Sometimes, I want to give up. I work in Catholic institutions, surrounded by teachers and administrators who all practice and believe with fervor the teachings of the Catholic church. I wake up every morning and see the sunrise, praising Ra for a new day. Sometimes I pause in the coolness of the dawn, letting myself be washed clean in the purifying fire of the new light, praising the gods of the sun and the day. Sometimes, especially as the Eye is at Her farthest, I find myself arriving in the dark, before the sun comes up, and I stand under the stars and the smiling crescent moon and praise the Akhu, and the gods of the night.

And then I walk into work beneath a crucifix; I start the school day with the sign of the cross.

All the while I keep my gods close to my heart – I pray to Djehuty and Seshat that I might instruct my students well; I pray to Bast and to Hethert that I might be compassionate in the classroom; I pray to Sekhmet and Ma’at that I might instill a sense of appropriateness and morality in my students.

This is difficult. I love my job and I love my gods, but doing both without being overwhelmed takes courage – as it must for the countless other people living with their gods quietly concealed.

I am not claiming to be persecuted – far from it. So long as many of us are quiet about Who or What we choose to honor for our existence, we can go on happily in what we do. But that silence can get oppressive; sometimes I know I wonder if it matters what name I call God, and feel that I should turn back to my roots, go back to honoring the Divine as a Christian, or another more mainstream faith.
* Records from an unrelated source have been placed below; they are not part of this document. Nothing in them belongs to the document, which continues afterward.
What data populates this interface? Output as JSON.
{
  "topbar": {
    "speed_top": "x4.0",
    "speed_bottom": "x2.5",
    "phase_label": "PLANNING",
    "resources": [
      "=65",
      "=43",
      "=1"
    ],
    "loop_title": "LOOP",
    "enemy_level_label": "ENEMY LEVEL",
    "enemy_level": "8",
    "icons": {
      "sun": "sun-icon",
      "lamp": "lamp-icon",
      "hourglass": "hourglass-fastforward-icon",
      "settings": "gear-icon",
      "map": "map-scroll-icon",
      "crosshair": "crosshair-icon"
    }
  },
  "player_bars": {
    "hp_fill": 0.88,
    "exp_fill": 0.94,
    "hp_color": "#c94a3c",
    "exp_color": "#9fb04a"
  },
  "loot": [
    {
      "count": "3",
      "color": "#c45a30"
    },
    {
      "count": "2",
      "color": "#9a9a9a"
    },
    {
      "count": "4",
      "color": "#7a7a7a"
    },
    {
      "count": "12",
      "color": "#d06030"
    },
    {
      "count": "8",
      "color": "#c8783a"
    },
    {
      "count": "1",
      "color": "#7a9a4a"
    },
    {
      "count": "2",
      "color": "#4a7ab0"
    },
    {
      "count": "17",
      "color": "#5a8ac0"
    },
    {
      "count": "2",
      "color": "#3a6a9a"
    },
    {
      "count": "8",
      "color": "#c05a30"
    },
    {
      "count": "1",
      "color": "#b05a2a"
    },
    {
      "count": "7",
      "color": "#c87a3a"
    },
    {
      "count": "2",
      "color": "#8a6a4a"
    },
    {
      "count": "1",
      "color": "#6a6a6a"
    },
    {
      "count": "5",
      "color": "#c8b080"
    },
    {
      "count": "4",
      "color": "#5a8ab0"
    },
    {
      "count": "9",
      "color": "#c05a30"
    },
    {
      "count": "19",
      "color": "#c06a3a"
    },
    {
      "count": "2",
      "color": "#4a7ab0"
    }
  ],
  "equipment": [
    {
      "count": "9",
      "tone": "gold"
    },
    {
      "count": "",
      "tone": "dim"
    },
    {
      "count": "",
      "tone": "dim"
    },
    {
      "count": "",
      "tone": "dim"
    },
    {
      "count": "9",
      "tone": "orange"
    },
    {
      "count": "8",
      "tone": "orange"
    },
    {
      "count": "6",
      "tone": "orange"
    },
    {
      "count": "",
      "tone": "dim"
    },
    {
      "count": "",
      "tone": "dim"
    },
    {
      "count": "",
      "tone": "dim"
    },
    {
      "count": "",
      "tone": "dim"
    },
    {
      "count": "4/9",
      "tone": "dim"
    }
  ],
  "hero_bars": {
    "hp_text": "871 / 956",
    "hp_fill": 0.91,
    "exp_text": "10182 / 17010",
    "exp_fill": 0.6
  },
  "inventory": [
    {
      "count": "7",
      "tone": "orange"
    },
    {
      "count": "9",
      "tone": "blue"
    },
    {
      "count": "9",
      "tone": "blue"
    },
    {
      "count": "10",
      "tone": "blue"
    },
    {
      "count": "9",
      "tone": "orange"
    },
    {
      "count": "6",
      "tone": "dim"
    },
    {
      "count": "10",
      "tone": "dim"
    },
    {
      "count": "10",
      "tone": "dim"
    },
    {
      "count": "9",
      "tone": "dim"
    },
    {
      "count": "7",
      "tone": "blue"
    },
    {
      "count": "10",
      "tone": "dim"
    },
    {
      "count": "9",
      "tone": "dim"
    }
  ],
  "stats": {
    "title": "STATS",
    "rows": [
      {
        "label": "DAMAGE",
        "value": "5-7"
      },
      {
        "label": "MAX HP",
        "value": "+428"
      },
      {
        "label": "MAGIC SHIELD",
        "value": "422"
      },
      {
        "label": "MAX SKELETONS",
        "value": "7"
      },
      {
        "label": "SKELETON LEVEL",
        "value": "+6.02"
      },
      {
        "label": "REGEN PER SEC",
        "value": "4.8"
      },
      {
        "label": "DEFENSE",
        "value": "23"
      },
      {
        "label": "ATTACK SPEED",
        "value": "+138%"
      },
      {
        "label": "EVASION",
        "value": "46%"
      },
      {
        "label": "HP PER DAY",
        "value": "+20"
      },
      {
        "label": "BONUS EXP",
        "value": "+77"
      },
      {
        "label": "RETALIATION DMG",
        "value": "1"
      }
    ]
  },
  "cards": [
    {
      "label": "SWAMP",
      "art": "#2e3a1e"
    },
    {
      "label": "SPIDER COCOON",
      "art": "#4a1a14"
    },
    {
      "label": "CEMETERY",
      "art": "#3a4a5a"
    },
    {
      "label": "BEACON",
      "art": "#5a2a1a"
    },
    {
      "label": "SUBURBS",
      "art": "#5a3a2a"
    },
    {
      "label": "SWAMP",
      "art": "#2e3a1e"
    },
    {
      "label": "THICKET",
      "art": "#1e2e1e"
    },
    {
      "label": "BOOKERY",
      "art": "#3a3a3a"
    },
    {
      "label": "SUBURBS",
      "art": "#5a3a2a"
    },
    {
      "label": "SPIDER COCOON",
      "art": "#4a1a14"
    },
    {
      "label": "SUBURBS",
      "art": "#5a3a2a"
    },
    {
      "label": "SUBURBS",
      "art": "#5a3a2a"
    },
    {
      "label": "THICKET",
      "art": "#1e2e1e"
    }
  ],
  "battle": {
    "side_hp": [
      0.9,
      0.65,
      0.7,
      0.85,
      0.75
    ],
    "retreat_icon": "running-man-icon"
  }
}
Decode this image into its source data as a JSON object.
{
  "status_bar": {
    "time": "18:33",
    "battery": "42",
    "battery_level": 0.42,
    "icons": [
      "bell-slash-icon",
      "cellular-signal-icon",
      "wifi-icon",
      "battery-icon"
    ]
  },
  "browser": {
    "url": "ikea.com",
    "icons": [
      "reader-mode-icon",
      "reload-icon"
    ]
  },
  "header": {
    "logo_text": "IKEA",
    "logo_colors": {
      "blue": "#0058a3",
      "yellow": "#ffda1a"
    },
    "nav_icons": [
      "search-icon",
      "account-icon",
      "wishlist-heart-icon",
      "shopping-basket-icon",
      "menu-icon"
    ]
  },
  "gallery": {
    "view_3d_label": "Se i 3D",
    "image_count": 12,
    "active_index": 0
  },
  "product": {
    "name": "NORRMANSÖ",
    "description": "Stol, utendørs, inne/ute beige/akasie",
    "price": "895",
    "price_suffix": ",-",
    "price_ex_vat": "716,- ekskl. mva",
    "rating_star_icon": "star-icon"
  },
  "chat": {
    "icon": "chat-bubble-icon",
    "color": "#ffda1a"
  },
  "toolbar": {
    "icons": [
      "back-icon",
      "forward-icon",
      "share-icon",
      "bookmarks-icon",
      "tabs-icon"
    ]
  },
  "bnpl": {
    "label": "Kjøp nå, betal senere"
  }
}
And then against all the silence, I steel myself – I strengthen my resolve to love the gods I worship. Because They love me in return, and because I am courageous, I continue walking my own path.

B is for Brigid.

Which will probably make some heads spin, because this is a Kemetic blog, and Brigid is certainly not part of the Kemetic pantheon.

The connection, is that I’m going to be participating in ritual for Brigid next weekend, at the invitation of an old friend of mine. Her invitation came as an invitation to sing – something I love doing, but am always sheepish to actually do. The last time we spoke, we were both at a little festival where I’d been asked to sing with a friend who needed backup, so I suppose that was a part of it.

Brigid was the first Goddess I really tried to form a relationship with. As someone very new to paganism and very curious about what worshiping other deities besides the Judeo-Christian God would be like, I sort of picked deities who ruled over things that felt important to me. I picked Brigid for her association with the sun (because I felt strongly that the sun was female – wonder why) and with creativity, song, and healing. I won’t say I became Her most devout devotee – I never found myself keeping a flame for Her, or doing much besides saying “Hello Brigid, I’m committing to work on getting to know You better”.

So because of my history with Her, and my general interest in singing, and the chance to spend time with a friend from the past, I’ll be spending this evening and next Saturday singing in honor of Brigid.

And don’t worry – my own Gods have made it fairly clear that if I’m going to be spending time honoring Brigid, I’d better spend double that time honoring Them.